• _Instructions to follow_
Exact duplicates of all the records are needed.

• _Supplied entries_
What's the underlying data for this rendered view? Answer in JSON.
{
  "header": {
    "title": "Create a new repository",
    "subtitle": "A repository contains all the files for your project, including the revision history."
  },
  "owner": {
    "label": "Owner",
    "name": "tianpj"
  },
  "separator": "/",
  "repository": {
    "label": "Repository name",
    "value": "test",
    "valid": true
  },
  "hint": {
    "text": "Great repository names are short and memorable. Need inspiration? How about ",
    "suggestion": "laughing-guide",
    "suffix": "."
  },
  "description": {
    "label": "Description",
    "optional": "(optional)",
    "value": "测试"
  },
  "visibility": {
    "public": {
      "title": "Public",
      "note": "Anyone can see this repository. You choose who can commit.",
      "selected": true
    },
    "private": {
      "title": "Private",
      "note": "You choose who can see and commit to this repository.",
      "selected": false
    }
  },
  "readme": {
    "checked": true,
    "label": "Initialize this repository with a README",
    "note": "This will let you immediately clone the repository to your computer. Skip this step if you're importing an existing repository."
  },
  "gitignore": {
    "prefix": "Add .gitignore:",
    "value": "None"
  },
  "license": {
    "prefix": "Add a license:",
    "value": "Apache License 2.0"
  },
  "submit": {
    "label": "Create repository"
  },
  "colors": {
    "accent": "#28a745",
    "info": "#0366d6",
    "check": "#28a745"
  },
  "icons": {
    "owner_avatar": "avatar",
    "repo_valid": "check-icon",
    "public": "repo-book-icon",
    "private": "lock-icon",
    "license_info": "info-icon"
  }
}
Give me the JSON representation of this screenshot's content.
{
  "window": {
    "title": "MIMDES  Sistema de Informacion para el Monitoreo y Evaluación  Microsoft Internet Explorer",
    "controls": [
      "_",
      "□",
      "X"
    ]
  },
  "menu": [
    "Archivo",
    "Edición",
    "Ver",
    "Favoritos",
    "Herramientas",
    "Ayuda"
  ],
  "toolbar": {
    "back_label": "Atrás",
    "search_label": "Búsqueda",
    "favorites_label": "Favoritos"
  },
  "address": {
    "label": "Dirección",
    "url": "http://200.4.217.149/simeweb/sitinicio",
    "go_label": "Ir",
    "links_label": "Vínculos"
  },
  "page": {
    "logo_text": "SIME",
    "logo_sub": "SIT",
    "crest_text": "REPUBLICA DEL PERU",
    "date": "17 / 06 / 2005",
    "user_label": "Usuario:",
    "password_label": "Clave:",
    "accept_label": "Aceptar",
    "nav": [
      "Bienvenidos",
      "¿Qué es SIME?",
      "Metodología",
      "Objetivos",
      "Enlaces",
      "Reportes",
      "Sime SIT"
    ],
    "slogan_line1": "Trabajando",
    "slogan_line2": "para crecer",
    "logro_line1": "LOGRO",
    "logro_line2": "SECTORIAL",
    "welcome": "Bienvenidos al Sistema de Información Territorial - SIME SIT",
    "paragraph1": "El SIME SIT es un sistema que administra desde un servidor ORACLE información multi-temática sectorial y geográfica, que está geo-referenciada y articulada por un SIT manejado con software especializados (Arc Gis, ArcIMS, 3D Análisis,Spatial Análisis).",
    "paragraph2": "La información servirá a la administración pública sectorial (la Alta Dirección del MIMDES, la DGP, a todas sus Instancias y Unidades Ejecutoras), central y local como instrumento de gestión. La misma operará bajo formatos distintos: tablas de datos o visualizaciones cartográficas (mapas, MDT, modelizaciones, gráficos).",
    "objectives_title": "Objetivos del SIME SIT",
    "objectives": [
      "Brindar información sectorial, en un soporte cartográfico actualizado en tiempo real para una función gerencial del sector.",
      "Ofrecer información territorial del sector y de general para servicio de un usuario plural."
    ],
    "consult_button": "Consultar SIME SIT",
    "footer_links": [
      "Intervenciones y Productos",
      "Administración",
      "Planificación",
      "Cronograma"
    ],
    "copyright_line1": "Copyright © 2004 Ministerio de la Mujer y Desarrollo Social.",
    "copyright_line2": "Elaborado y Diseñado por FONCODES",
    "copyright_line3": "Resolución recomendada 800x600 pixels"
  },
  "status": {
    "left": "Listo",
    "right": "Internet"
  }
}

• _Output of the exercise_
What's the underlying data for this rendered view? Answer in JSON.
{
  "header": {
    "title": "Create a new repository",
    "subtitle": "A repository contains all the files for your project, including the revision history."
  },
  "owner": {
    "label": "Owner",
    "name": "tianpj"
  },
  "separator": "/",
  "repository": {
    "label": "Repository name",
    "value": "test",
    "valid": true
  },
  "hint": {
    "text": "Great repository names are short and memorable. Need inspiration? How about ",
    "suggestion": "laughing-guide",
    "suffix": "."
  },
  "description": {
    "label": "Description",
    "optional": "(optional)",
    "value": "测试"
  },
  "visibility": {
    "public": {
      "title": "Public",
      "note": "Anyone can see this repository. You choose who can commit.",
      "selected": true
    },
    "private": {
      "title": "Private",
      "note": "You choose who can see and commit to this repository.",
      "selected": false
    }
  },
  "readme": {
    "checked": true,
    "label": "Initialize this repository with a README",
    "note": "This will let you immediately clone the repository to your computer. Skip this step if you're importing an existing repository."
  },
  "gitignore": {
    "prefix": "Add .gitignore:",
    "value": "None"
  },
  "license": {
    "prefix": "Add a license:",
    "value": "Apache License 2.0"
  },
  "submit": {
    "label": "Create repository"
  },
  "colors": {
    "accent": "#28a745",
    "info": "#0366d6",
    "check": "#28a745"
  },
  "icons": {
    "owner_avatar": "avatar",
    "repo_valid": "check-icon",
    "public": "repo-book-icon",
    "private": "lock-icon",
    "license_info": "info-icon"
  }
}
Give me the JSON representation of this screenshot's content.
{
  "window": {
    "title": "MIMDES  Sistema de Informacion para el Monitoreo y Evaluación  Microsoft Internet Explorer",
    "controls": [
      "_",
      "□",
      "X"
    ]
  },
  "menu": [
    "Archivo",
    "Edición",
    "Ver",
    "Favoritos",
    "Herramientas",
    "Ayuda"
  ],
  "toolbar": {
    "back_label": "Atrás",
    "search_label": "Búsqueda",
    "favorites_label": "Favoritos"
  },
  "address": {
    "label": "Dirección",
    "url": "http://200.4.217.149/simeweb/sitinicio",
    "go_label": "Ir",
    "links_label": "Vínculos"
  },
  "page": {
    "logo_text": "SIME",
    "logo_sub": "SIT",
    "crest_text": "REPUBLICA DEL PERU",
    "date": "17 / 06 / 2005",
    "user_label": "Usuario:",
    "password_label": "Clave:",
    "accept_label": "Aceptar",
    "nav": [
      "Bienvenidos",
      "¿Qué es SIME?",
      "Metodología",
      "Objetivos",
      "Enlaces",
      "Reportes",
      "Sime SIT"
    ],
    "slogan_line1": "Trabajando",
    "slogan_line2": "para crecer",
    "logro_line1": "LOGRO",
    "logro_line2": "SECTORIAL",
    "welcome": "Bienvenidos al Sistema de Información Territorial - SIME SIT",
    "paragraph1": "El SIME SIT es un sistema que administra desde un servidor ORACLE información multi-temática sectorial y geográfica, que está geo-referenciada y articulada por un SIT manejado con software especializados (Arc Gis, ArcIMS, 3D Análisis,Spatial Análisis).",
    "paragraph2": "La información servirá a la administración pública sectorial (la Alta Dirección del MIMDES, la DGP, a todas sus Instancias y Unidades Ejecutoras), central y local como instrumento de gestión. La misma operará bajo formatos distintos: tablas de datos o visualizaciones cartográficas (mapas, MDT, modelizaciones, gráficos).",
    "objectives_title": "Objetivos del SIME SIT",
    "objectives": [
      "Brindar información sectorial, en un soporte cartográfico actualizado en tiempo real para una función gerencial del sector.",
      "Ofrecer información territorial del sector y de general para servicio de un usuario plural."
    ],
    "consult_button": "Consultar SIME SIT",
    "footer_links": [
      "Intervenciones y Productos",
      "Administración",
      "Planificación",
      "Cronograma"
    ],
    "copyright_line1": "Copyright © 2004 Ministerio de la Mujer y Desarrollo Social.",
    "copyright_line2": "Elaborado y Diseñado por FONCODES",
    "copyright_line3": "Resolución recomendada 800x600 pixels"
  },
  "status": {
    "left": "Listo",
    "right": "Internet"
  }
}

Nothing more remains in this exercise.